-- Your goal --
Would you restate every entry below word for word? Leave out the pictures.

-- Recorded information --

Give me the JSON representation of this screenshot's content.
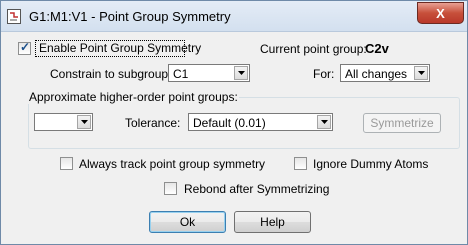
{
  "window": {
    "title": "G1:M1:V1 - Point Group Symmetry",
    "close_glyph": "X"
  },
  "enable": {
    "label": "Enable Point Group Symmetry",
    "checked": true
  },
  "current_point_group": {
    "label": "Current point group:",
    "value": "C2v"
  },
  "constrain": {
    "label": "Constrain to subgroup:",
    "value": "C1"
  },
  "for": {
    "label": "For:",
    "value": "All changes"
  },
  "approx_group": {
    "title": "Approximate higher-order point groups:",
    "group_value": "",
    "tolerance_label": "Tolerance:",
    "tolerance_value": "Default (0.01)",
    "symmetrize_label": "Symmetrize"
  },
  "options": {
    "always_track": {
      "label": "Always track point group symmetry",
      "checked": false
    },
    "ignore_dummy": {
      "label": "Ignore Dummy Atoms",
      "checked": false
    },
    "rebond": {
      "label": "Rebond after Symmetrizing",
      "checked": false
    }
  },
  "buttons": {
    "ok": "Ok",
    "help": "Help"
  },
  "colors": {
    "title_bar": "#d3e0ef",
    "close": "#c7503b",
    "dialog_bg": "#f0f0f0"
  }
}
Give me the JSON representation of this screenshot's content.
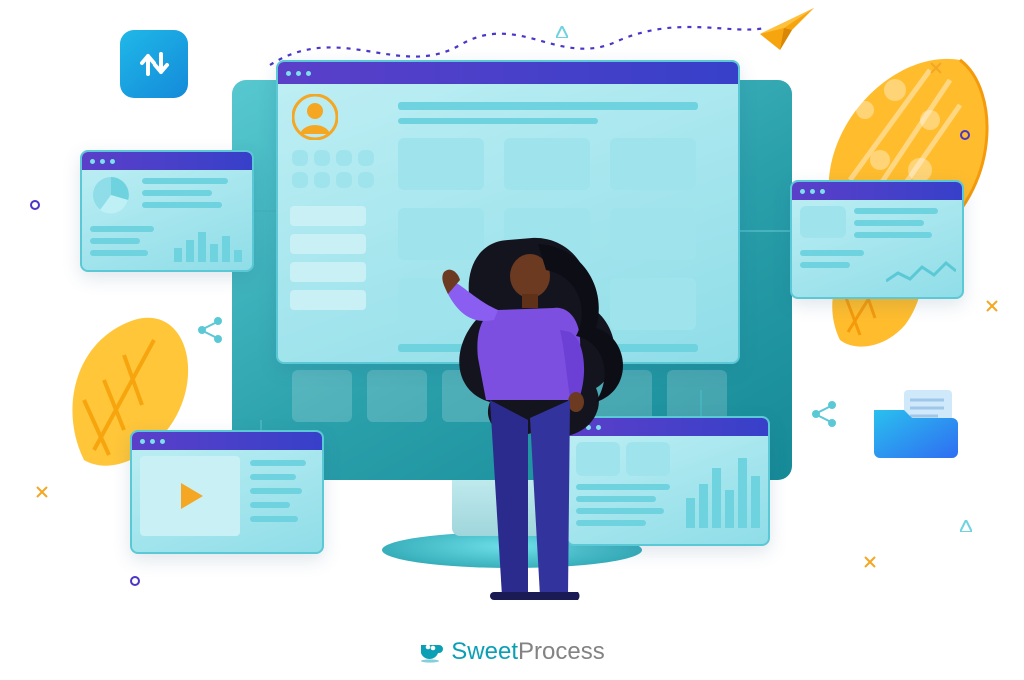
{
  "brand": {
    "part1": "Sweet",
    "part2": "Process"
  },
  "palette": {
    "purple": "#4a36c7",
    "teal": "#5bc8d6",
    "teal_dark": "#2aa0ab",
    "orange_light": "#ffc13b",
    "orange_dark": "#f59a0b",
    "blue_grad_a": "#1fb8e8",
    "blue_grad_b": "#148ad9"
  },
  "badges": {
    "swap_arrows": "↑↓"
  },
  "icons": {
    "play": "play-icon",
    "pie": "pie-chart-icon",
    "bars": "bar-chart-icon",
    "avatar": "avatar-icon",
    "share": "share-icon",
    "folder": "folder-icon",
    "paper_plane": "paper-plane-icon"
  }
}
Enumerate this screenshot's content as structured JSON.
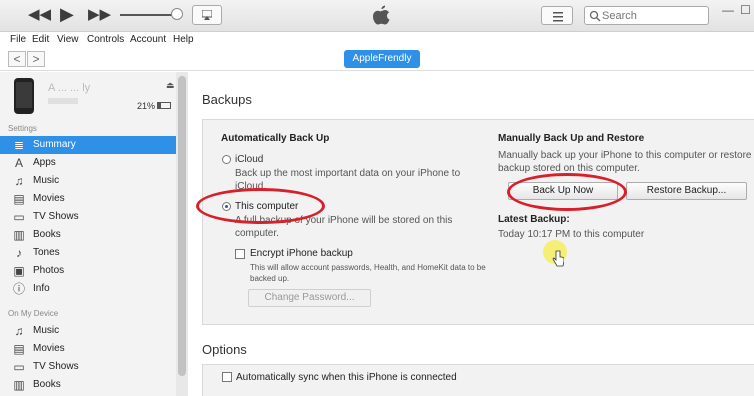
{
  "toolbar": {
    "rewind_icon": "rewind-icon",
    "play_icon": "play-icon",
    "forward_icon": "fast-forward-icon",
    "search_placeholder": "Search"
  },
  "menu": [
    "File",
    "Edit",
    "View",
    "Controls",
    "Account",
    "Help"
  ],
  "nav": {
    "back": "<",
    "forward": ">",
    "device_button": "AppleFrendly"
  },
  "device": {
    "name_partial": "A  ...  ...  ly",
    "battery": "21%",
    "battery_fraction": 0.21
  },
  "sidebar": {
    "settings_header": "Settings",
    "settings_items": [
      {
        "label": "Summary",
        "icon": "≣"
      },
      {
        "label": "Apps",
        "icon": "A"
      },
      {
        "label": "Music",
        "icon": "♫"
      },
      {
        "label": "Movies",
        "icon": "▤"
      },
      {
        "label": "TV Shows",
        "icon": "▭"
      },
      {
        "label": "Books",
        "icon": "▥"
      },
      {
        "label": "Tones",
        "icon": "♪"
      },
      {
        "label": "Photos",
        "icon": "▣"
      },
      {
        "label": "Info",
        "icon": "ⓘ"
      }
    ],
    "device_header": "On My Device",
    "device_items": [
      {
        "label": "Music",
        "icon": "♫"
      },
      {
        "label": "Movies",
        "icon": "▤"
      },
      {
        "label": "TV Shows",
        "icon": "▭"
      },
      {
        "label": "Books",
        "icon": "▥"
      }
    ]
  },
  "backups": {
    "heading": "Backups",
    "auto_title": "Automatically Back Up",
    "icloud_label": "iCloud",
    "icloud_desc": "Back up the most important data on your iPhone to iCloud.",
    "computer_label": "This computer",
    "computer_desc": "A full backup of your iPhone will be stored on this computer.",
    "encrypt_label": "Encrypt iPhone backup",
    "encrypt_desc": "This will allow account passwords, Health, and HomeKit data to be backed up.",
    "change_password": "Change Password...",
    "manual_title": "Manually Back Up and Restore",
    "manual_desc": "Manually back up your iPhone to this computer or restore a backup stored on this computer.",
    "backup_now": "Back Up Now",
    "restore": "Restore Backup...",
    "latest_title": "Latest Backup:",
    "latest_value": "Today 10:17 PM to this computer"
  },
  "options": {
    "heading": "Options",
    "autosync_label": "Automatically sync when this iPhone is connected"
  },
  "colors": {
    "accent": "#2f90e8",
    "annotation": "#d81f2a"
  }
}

-- Exercise solution --
Give me the JSON representation of this screenshot's content.
{
  "window": {
    "title": "G1:M1:V1 - Point Group Symmetry",
    "close_glyph": "X"
  },
  "enable": {
    "label": "Enable Point Group Symmetry",
    "checked": true
  },
  "current_point_group": {
    "label": "Current point group:",
    "value": "C2v"
  },
  "constrain": {
    "label": "Constrain to subgroup:",
    "value": "C1"
  },
  "for": {
    "label": "For:",
    "value": "All changes"
  },
  "approx_group": {
    "title": "Approximate higher-order point groups:",
    "group_value": "",
    "tolerance_label": "Tolerance:",
    "tolerance_value": "Default (0.01)",
    "symmetrize_label": "Symmetrize"
  },
  "options": {
    "always_track": {
      "label": "Always track point group symmetry",
      "checked": false
    },
    "ignore_dummy": {
      "label": "Ignore Dummy Atoms",
      "checked": false
    },
    "rebond": {
      "label": "Rebond after Symmetrizing",
      "checked": false
    }
  },
  "buttons": {
    "ok": "Ok",
    "help": "Help"
  },
  "colors": {
    "title_bar": "#d3e0ef",
    "close": "#c7503b",
    "dialog_bg": "#f0f0f0"
  }
}
Give me the JSON representation of this screenshot's content.
{
  "brand": {
    "part1": "Sweet",
    "part2": "Process"
  },
  "palette": {
    "purple": "#4a36c7",
    "teal": "#5bc8d6",
    "teal_dark": "#2aa0ab",
    "orange_light": "#ffc13b",
    "orange_dark": "#f59a0b",
    "blue_grad_a": "#1fb8e8",
    "blue_grad_b": "#148ad9"
  },
  "badges": {
    "swap_arrows": "↑↓"
  },
  "icons": {
    "play": "play-icon",
    "pie": "pie-chart-icon",
    "bars": "bar-chart-icon",
    "avatar": "avatar-icon",
    "share": "share-icon",
    "folder": "folder-icon",
    "paper_plane": "paper-plane-icon"
  }
}
Enumerate this screenshot's content as structured JSON.
{
  "toolbar": {
    "rewind_icon": "rewind-icon",
    "play_icon": "play-icon",
    "forward_icon": "fast-forward-icon",
    "search_placeholder": "Search"
  },
  "menu": [
    "File",
    "Edit",
    "View",
    "Controls",
    "Account",
    "Help"
  ],
  "nav": {
    "back": "<",
    "forward": ">",
    "device_button": "AppleFrendly"
  },
  "device": {
    "name_partial": "A  ...  ...  ly",
    "battery": "21%",
    "battery_fraction": 0.21
  },
  "sidebar": {
    "settings_header": "Settings",
    "settings_items": [
      {
        "label": "Summary",
        "icon": "≣"
      },
      {
        "label": "Apps",
        "icon": "A"
      },
      {
        "label": "Music",
        "icon": "♫"
      },
      {
        "label": "Movies",
        "icon": "▤"
      },
      {
        "label": "TV Shows",
        "icon": "▭"
      },
      {
        "label": "Books",
        "icon": "▥"
      },
      {
        "label": "Tones",
        "icon": "♪"
      },
      {
        "label": "Photos",
        "icon": "▣"
      },
      {
        "label": "Info",
        "icon": "ⓘ"
      }
    ],
    "device_header": "On My Device",
    "device_items": [
      {
        "label": "Music",
        "icon": "♫"
      },
      {
        "label": "Movies",
        "icon": "▤"
      },
      {
        "label": "TV Shows",
        "icon": "▭"
      },
      {
        "label": "Books",
        "icon": "▥"
      }
    ]
  },
  "backups": {
    "heading": "Backups",
    "auto_title": "Automatically Back Up",
    "icloud_label": "iCloud",
    "icloud_desc": "Back up the most important data on your iPhone to iCloud.",
    "computer_label": "This computer",
    "computer_desc": "A full backup of your iPhone will be stored on this computer.",
    "encrypt_label": "Encrypt iPhone backup",
    "encrypt_desc": "This will allow account passwords, Health, and HomeKit data to be backed up.",
    "change_password": "Change Password...",
    "manual_title": "Manually Back Up and Restore",
    "manual_desc": "Manually back up your iPhone to this computer or restore a backup stored on this computer.",
    "backup_now": "Back Up Now",
    "restore": "Restore Backup...",
    "latest_title": "Latest Backup:",
    "latest_value": "Today 10:17 PM to this computer"
  },
  "options": {
    "heading": "Options",
    "autosync_label": "Automatically sync when this iPhone is connected"
  },
  "colors": {
    "accent": "#2f90e8",
    "annotation": "#d81f2a"
  }
}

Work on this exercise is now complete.